> _TO DO_:
Show every line in the entries below where the word "Store" appears.

MATERIAL SHOWN below:

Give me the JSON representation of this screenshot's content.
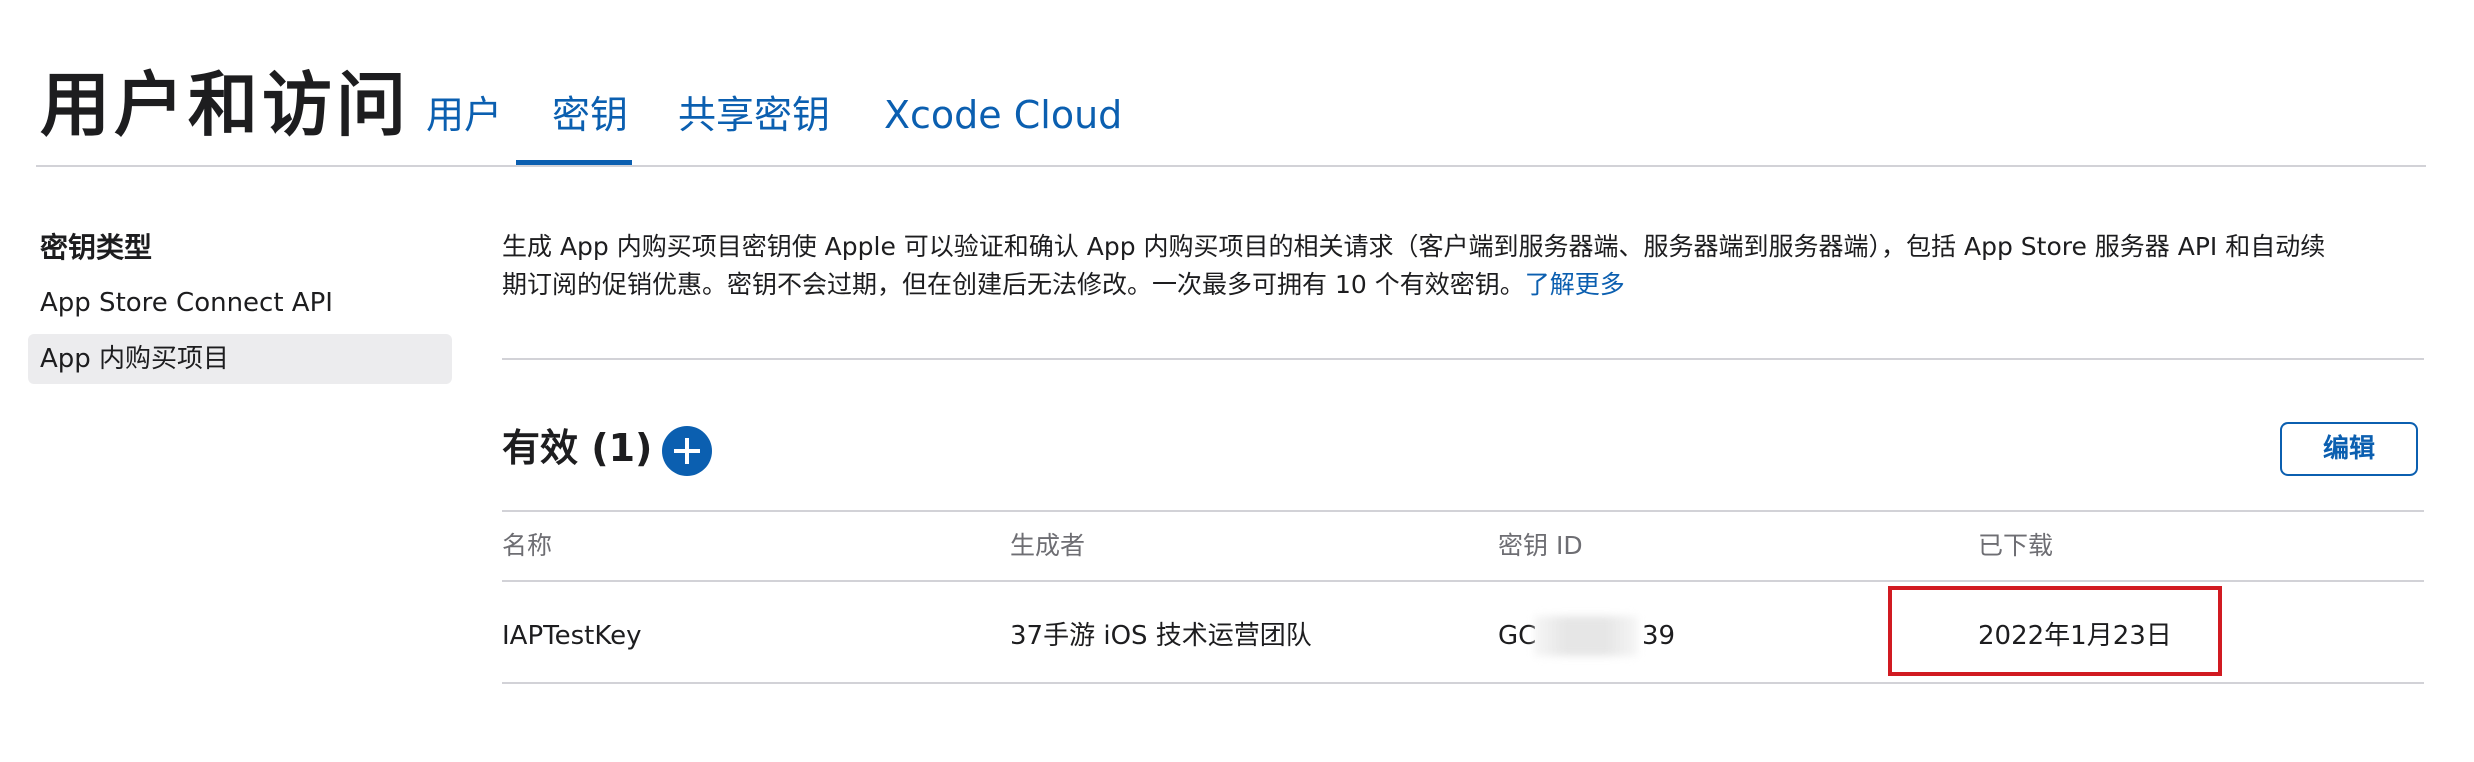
{
  "header": {
    "title": "用户和访问",
    "tabs": [
      {
        "label": "用户",
        "active": false
      },
      {
        "label": "密钥",
        "active": true
      },
      {
        "label": "共享密钥",
        "active": false
      },
      {
        "label": "Xcode Cloud",
        "active": false
      }
    ]
  },
  "sidebar": {
    "heading": "密钥类型",
    "items": [
      {
        "label": "App Store Connect API",
        "selected": false
      },
      {
        "label": "App 内购买项目",
        "selected": true
      }
    ]
  },
  "main": {
    "description_line1": "生成 App 内购买项目密钥使 Apple 可以验证和确认 App 内购买项目的相关请求（客户端到服务器端、服务器端到服务器端），包括 App Store 服务器 API 和自动续",
    "description_line2": "期订阅的促销优惠。密钥不会过期，但在创建后无法修改。一次最多可拥有 10 个有效密钥。",
    "learn_more": "了解更多",
    "section_title": "有效 (1)",
    "edit_label": "编辑",
    "table": {
      "columns": [
        "名称",
        "生成者",
        "密钥 ID",
        "已下载"
      ],
      "rows": [
        {
          "name": "IAPTestKey",
          "creator": "37手游 iOS 技术运营团队",
          "key_id_prefix": "GC",
          "key_id_suffix": "39",
          "downloaded": "2022年1月23日"
        }
      ]
    }
  },
  "colors": {
    "accent": "#0b5fb0",
    "highlight": "#d11a21",
    "divider": "#d2d2d7",
    "muted_text": "#6e6e73"
  },
  "icons": {
    "add": "plus-circle-icon"
  }
}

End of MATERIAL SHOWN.

> _SOLUTION_:
        "label": "App Store Connect API",
    "description_line1": "生成 App 内购买项目密钥使 Apple 可以验证和确认 App 内购买项目的相关请求（客户端到服务器端、服务器端到服务器端），包括 App Store 服务器 API 和自动续",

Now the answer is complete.